Nottingham Hidden History Team

by Joe Earp

“The times they are a changing”; so goes the words of the Bob Dylan song, – words which are certainly true for Beeston. As I write this, one of the biggest changes in the town’s history is taking place. Beeston is awaiting the arrival of the extension to the Nottingham Tram system.  High Road is now closed off and around half of the shops in the Square are empty awaiting their fate. One of these is the ever popular Wilkinson’s store (Wilko’s), a shop whose loss will be much lamented.

GE DIGITAL CAMERA The Now Gone Wilkinson’s
Credit: Nottingham Hidden History Team

Changes, to the places where people live are inevitable. Sometimes change is a slow evolution and is hardly noticed. At other time, – as with the Trams, – the change is sudden and dramatic and has a huge impact. There are those who will remember the building of…

View original post 1,126 more words

The Pretty Windows murder part 2: Theories and speculation.

A well researched article about the Pretteh Winduz case

nottinghasm

In the last post I described the basic facts concerning the unsolved murder of Nottingham pub landlord George Wilson in September 1963. This time I’m going to delve deeper into the crime, reflect on the facts in more depth, look at contemporary newspapers of the period, and put forward some ideas & theories. The newspapers I believe can shed some light on matters.

For those of us who didn’t experience the 1960s first hand, it’s tempting to define the period using easy pop culture references such as mini-skirts, Merseybeat and the football World Cup. Those who did live during that era would doubtless find this a short-sighted view. Flick through newspapers of the 1960s and you’ll find stories of armed robberies, knife attacks, muggings, suicide gassings, burglary and vandalism. Crime in the 1960s was not dissimilar to crime now.

I mention this to contextualise the stabbing of George Wilson. There…

View original post 4,483 more words

Adams Restaurant – Back to the Future

DSC07049

A few days ago I went to a fundraising dinner at the Adams Restaurant and Brasserie.  The event was to raise money for the Stroke Association.

Set in the heart of Nottingham’s Lace Market area; the restaurant is within The Adams Building, a former lace showroom and warehouse. It must be the finest example in the country and is Grade II listed.

Despite being 160 years old, it is the building’s recent history that makes it really special.

Go back 20 years and the building was in a serious state of decline due to rising repair costs. Many floors were structurally unsound.

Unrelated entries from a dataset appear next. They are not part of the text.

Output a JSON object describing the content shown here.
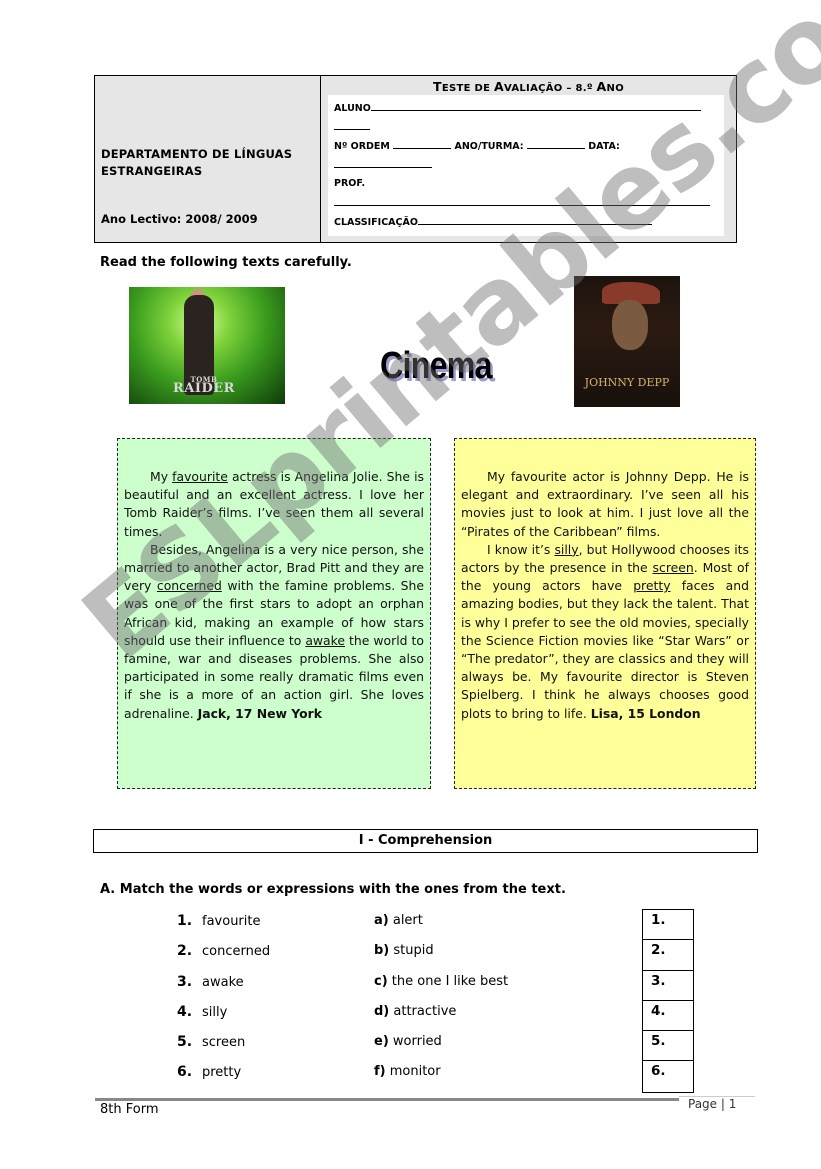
{
  "header": {
    "department": "DEPARTAMENTO DE LÍNGUAS ESTRANGEIRAS",
    "school_year": "Ano Lectivo: 2008/ 2009",
    "title_parts": [
      "T",
      "ESTE DE ",
      "A",
      "VALIAÇÃO – 8.º ",
      "A",
      "NO"
    ],
    "title": "TESTE DE AVALIAÇÃO – 8.º ANO",
    "fields": {
      "aluno": "ALUNO",
      "n_ordem": "Nº ORDEM",
      "ano_turma": "ANO/TURMA:",
      "data": "DATA:",
      "prof": "PROF.",
      "classificacao": "CLASSIFICAÇÃO"
    }
  },
  "instruction": "Read the following texts carefully.",
  "center_title": "Cinema",
  "images": {
    "left": {
      "label": "Tomb Raider poster",
      "logo_small": "TOMB",
      "logo_big": "RAIDER"
    },
    "right": {
      "label": "Johnny Depp book cover",
      "title": "JOHNNY DEPP"
    }
  },
  "texts": {
    "green": {
      "p1": [
        "My ",
        "favourite",
        " actress is Angelina Jolie. She is beautiful and an excellent actress. I love her Tomb Raider’s films. I’ve seen them all several times."
      ],
      "p2": [
        "Besides, Angelina is a very nice person, she married to another actor, Brad Pitt and they are very ",
        "concerned",
        " with the famine problems. She was one of the first stars to adopt an orphan African kid, making an example of how stars should use their influence to ",
        "awake",
        " the world to famine, war and diseases problems. She also participated in some really dramatic films even if she is a more of an action girl. She loves adrenaline. "
      ],
      "signature": "Jack, 17 New York"
    },
    "yellow": {
      "p1": "My favourite actor is Johnny Depp. He is elegant and extraordinary. I’ve seen all his movies just to look at him. I just love all the “Pirates of the Caribbean” films.",
      "p2": [
        "I know it’s ",
        "silly",
        ", but Hollywood chooses its actors by the presence in the ",
        "screen",
        ". Most of the young actors have ",
        "pretty",
        " faces and amazing bodies, but they lack the talent. That is why I prefer to see the old movies, specially the Science Fiction movies like “Star Wars” or “The predator”, they are classics and they will always be. My favourite director is Steven Spielberg.  I think he always chooses good plots to bring to life. "
      ],
      "signature": "Lisa, 15 London"
    }
  },
  "section": {
    "title": "I - Comprehension"
  },
  "exercise": {
    "instruction": "A. Match the words or expressions with the ones from the text.",
    "words": [
      {
        "num": "1.",
        "word": "favourite"
      },
      {
        "num": "2.",
        "word": "concerned"
      },
      {
        "num": "3.",
        "word": "awake"
      },
      {
        "num": "4.",
        "word": "silly"
      },
      {
        "num": "5.",
        "word": "screen"
      },
      {
        "num": "6.",
        "word": "pretty"
      }
    ],
    "definitions": [
      {
        "letter": "a)",
        "text": " alert"
      },
      {
        "letter": "b)",
        "text": " stupid"
      },
      {
        "letter": "c)",
        "text": " the one I like best"
      },
      {
        "letter": "d)",
        "text": " attractive"
      },
      {
        "letter": "e)",
        "text": " worried"
      },
      {
        "letter": "f)",
        "text": " monitor"
      }
    ],
    "answers": [
      "1.",
      "2.",
      "3.",
      "4.",
      "5.",
      "6."
    ]
  },
  "footer": {
    "left": "8th Form",
    "right": "Page | 1"
  },
  "watermark": "ESLprintables.com"
}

In 1996, the building was acquired, restored and converted by New College Nottingham. Costing £16.5 million, the project was assisted by the Heritage Lottery Fund and European Regional Development Fund. With its future secured, even Prince Charles attended the official opening in 1999.

The college offers a variety of post 16 courses, with the Adams Restaurant providing a visible showcase for the students in the catering and hospitality sector.

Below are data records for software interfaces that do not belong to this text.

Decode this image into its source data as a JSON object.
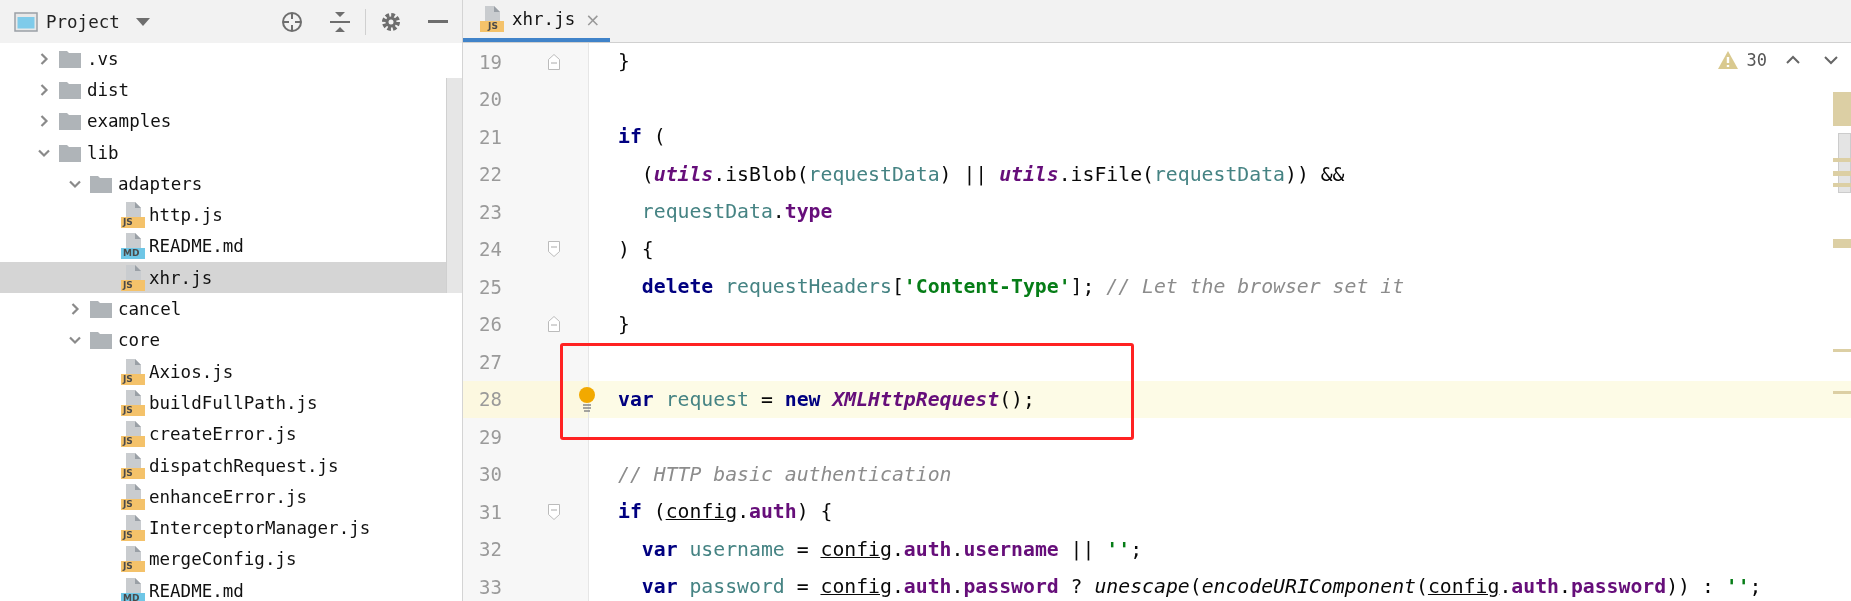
{
  "project_panel": {
    "title": "Project",
    "tree": [
      {
        "label": ".vs",
        "kind": "folder",
        "expanded": false,
        "selected": false
      },
      {
        "label": "dist",
        "kind": "folder",
        "expanded": false,
        "selected": false
      },
      {
        "label": "examples",
        "kind": "folder",
        "expanded": false,
        "selected": false
      },
      {
        "label": "lib",
        "kind": "folder",
        "expanded": true,
        "selected": false,
        "children": [
          {
            "label": "adapters",
            "kind": "folder",
            "expanded": true,
            "selected": false,
            "children": [
              {
                "label": "http.js",
                "kind": "js",
                "badge": "JS",
                "selected": false
              },
              {
                "label": "README.md",
                "kind": "md",
                "badge": "MD",
                "selected": false
              },
              {
                "label": "xhr.js",
                "kind": "js",
                "badge": "JS",
                "selected": true
              }
            ]
          },
          {
            "label": "cancel",
            "kind": "folder",
            "expanded": false,
            "selected": false
          },
          {
            "label": "core",
            "kind": "folder",
            "expanded": true,
            "selected": false,
            "children": [
              {
                "label": "Axios.js",
                "kind": "js",
                "badge": "JS",
                "selected": false
              },
              {
                "label": "buildFullPath.js",
                "kind": "js",
                "badge": "JS",
                "selected": false
              },
              {
                "label": "createError.js",
                "kind": "js",
                "badge": "JS",
                "selected": false
              },
              {
                "label": "dispatchRequest.js",
                "kind": "js",
                "badge": "JS",
                "selected": false
              },
              {
                "label": "enhanceError.js",
                "kind": "js",
                "badge": "JS",
                "selected": false
              },
              {
                "label": "InterceptorManager.js",
                "kind": "js",
                "badge": "JS",
                "selected": false
              },
              {
                "label": "mergeConfig.js",
                "kind": "js",
                "badge": "JS",
                "selected": false
              },
              {
                "label": "README.md",
                "kind": "md",
                "badge": "MD",
                "selected": false
              }
            ]
          }
        ]
      }
    ]
  },
  "editor": {
    "tabs": [
      {
        "label": "xhr.js",
        "kind": "js",
        "badge": "JS",
        "selected": true,
        "close": "×"
      }
    ],
    "inspections": {
      "warnings": "30"
    },
    "lines": [
      {
        "number": "19",
        "current": false,
        "bulb": false,
        "fold": {
          "kind": "end"
        },
        "tokens": [
          {
            "t": "}",
            "kind": "plain"
          }
        ]
      },
      {
        "number": "20",
        "current": false,
        "bulb": false
      },
      {
        "number": "21",
        "current": false,
        "bulb": false,
        "tokens": [
          {
            "t": "if",
            "kind": "kw"
          },
          {
            "t": " (",
            "kind": "plain"
          }
        ]
      },
      {
        "number": "22",
        "current": false,
        "bulb": false,
        "tokens": [
          {
            "t": "  (",
            "kind": "plain"
          },
          {
            "t": "utils",
            "kind": "global"
          },
          {
            "t": ".isBlob(",
            "kind": "plain"
          },
          {
            "t": "requestData",
            "kind": "var"
          },
          {
            "t": ") || ",
            "kind": "plain"
          },
          {
            "t": "utils",
            "kind": "global"
          },
          {
            "t": ".isFile(",
            "kind": "plain"
          },
          {
            "t": "requestData",
            "kind": "var"
          },
          {
            "t": ")) &&",
            "kind": "plain"
          }
        ]
      },
      {
        "number": "23",
        "current": false,
        "bulb": false,
        "tokens": [
          {
            "t": "  requestData",
            "kind": "var"
          },
          {
            "t": ".",
            "kind": "plain"
          },
          {
            "t": "type",
            "kind": "prop"
          }
        ]
      },
      {
        "number": "24",
        "current": false,
        "bulb": false,
        "fold": {
          "kind": "start"
        },
        "tokens": [
          {
            "t": ") {",
            "kind": "plain"
          }
        ]
      },
      {
        "number": "25",
        "current": false,
        "bulb": false,
        "tokens": [
          {
            "t": "  delete",
            "kind": "kw"
          },
          {
            "t": " requestHeaders",
            "kind": "var"
          },
          {
            "t": "[",
            "kind": "plain"
          },
          {
            "t": "'Content-Type'",
            "kind": "str"
          },
          {
            "t": "]; ",
            "kind": "plain"
          },
          {
            "t": "// Let the browser set it",
            "kind": "comment"
          }
        ]
      },
      {
        "number": "26",
        "current": false,
        "bulb": false,
        "fold": {
          "kind": "end"
        },
        "tokens": [
          {
            "t": "}",
            "kind": "plain"
          }
        ]
      },
      {
        "number": "27",
        "current": false,
        "bulb": false
      },
      {
        "number": "28",
        "current": true,
        "bulb": true,
        "tokens": [
          {
            "t": "var",
            "kind": "kw"
          },
          {
            "t": " request",
            "kind": "var"
          },
          {
            "t": " = ",
            "kind": "plain"
          },
          {
            "t": "new",
            "kind": "kw"
          },
          {
            "t": " XMLHttpRequest",
            "kind": "class"
          },
          {
            "t": "();",
            "kind": "plain"
          }
        ]
      },
      {
        "number": "29",
        "current": false,
        "bulb": false
      },
      {
        "number": "30",
        "current": false,
        "bulb": false,
        "tokens": [
          {
            "t": "// HTTP basic authentication",
            "kind": "comment"
          }
        ]
      },
      {
        "number": "31",
        "current": false,
        "bulb": false,
        "fold": {
          "kind": "start"
        },
        "tokens": [
          {
            "t": "if",
            "kind": "kw"
          },
          {
            "t": " (",
            "kind": "plain"
          },
          {
            "t": "config",
            "kind": "ul"
          },
          {
            "t": ".",
            "kind": "plain"
          },
          {
            "t": "auth",
            "kind": "prop"
          },
          {
            "t": ") {",
            "kind": "plain"
          }
        ]
      },
      {
        "number": "32",
        "current": false,
        "bulb": false,
        "tokens": [
          {
            "t": "  var",
            "kind": "kw"
          },
          {
            "t": " username",
            "kind": "var"
          },
          {
            "t": " = ",
            "kind": "plain"
          },
          {
            "t": "config",
            "kind": "ul"
          },
          {
            "t": ".",
            "kind": "plain"
          },
          {
            "t": "auth",
            "kind": "prop"
          },
          {
            "t": ".",
            "kind": "plain"
          },
          {
            "t": "username",
            "kind": "prop"
          },
          {
            "t": " || ",
            "kind": "plain"
          },
          {
            "t": "''",
            "kind": "str"
          },
          {
            "t": ";",
            "kind": "plain"
          }
        ]
      },
      {
        "number": "33",
        "current": false,
        "bulb": false,
        "tokens": [
          {
            "t": "  var",
            "kind": "kw"
          },
          {
            "t": " password",
            "kind": "var"
          },
          {
            "t": " = ",
            "kind": "plain"
          },
          {
            "t": "config",
            "kind": "ul"
          },
          {
            "t": ".",
            "kind": "plain"
          },
          {
            "t": "auth",
            "kind": "prop"
          },
          {
            "t": ".",
            "kind": "plain"
          },
          {
            "t": "password",
            "kind": "prop"
          },
          {
            "t": " ? ",
            "kind": "plain"
          },
          {
            "t": "unescape",
            "kind": "italic"
          },
          {
            "t": "(",
            "kind": "plain"
          },
          {
            "t": "encodeURIComponent",
            "kind": "italic"
          },
          {
            "t": "(",
            "kind": "plain"
          },
          {
            "t": "config",
            "kind": "ul"
          },
          {
            "t": ".",
            "kind": "plain"
          },
          {
            "t": "auth",
            "kind": "prop"
          },
          {
            "t": ".",
            "kind": "plain"
          },
          {
            "t": "password",
            "kind": "prop"
          },
          {
            "t": ")) : ",
            "kind": "plain"
          },
          {
            "t": "''",
            "kind": "str"
          },
          {
            "t": ";",
            "kind": "plain"
          }
        ]
      }
    ]
  }
}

The best way to access Adams Restaurant is a 1 minute walk from the Lace Market Tram-stop. Walking though the new buildings at the end of Warser Gate, a paved square opens up and the entrance to Adams is though the archway straight ahead. Go through a cobbled courtyard and into the building itself.

We were greeted by the students and our coats taken to the cloakroom. Having purchased a drink from the licensed bar, we were made very welcome with a selection of canapes. Individual fried quails egg on crostini providing something different.

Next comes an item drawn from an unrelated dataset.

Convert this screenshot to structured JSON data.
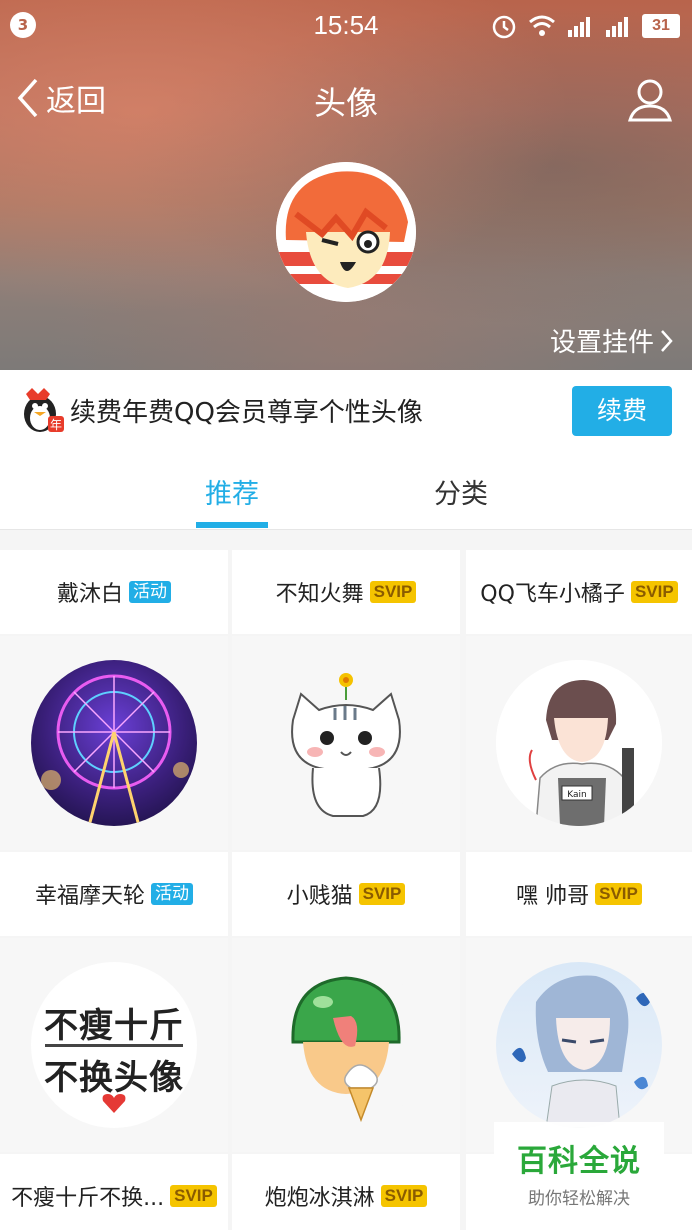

The dining area is spacious, light and airy. We had pre ordered from the menu and the meal was served to a good restaurant standard. Our fellow diners seemed to have ordered everything from the menu, which had the following highlights:

Starter: Crispy pork belly, honey and soy dressing, oriental vegetables and toasted sesame seed.

Main: Grilled hake, tomato, fennel, chick pea and tomato stew with an olive gremolata.

Dessert: Passion fruit and vanilla panna cotta.

All in all; a great meal in a great location, and raising money for a great cause.

Adams Restaurant is open to the public at lunch-time during the week and also a couple of evenings. Such is the success of the catering courses that many of the students will go on to a career in the industry. Apparently top chefs Sat Bains and Marco Pierre White keep an eye on the place!

Enjoy!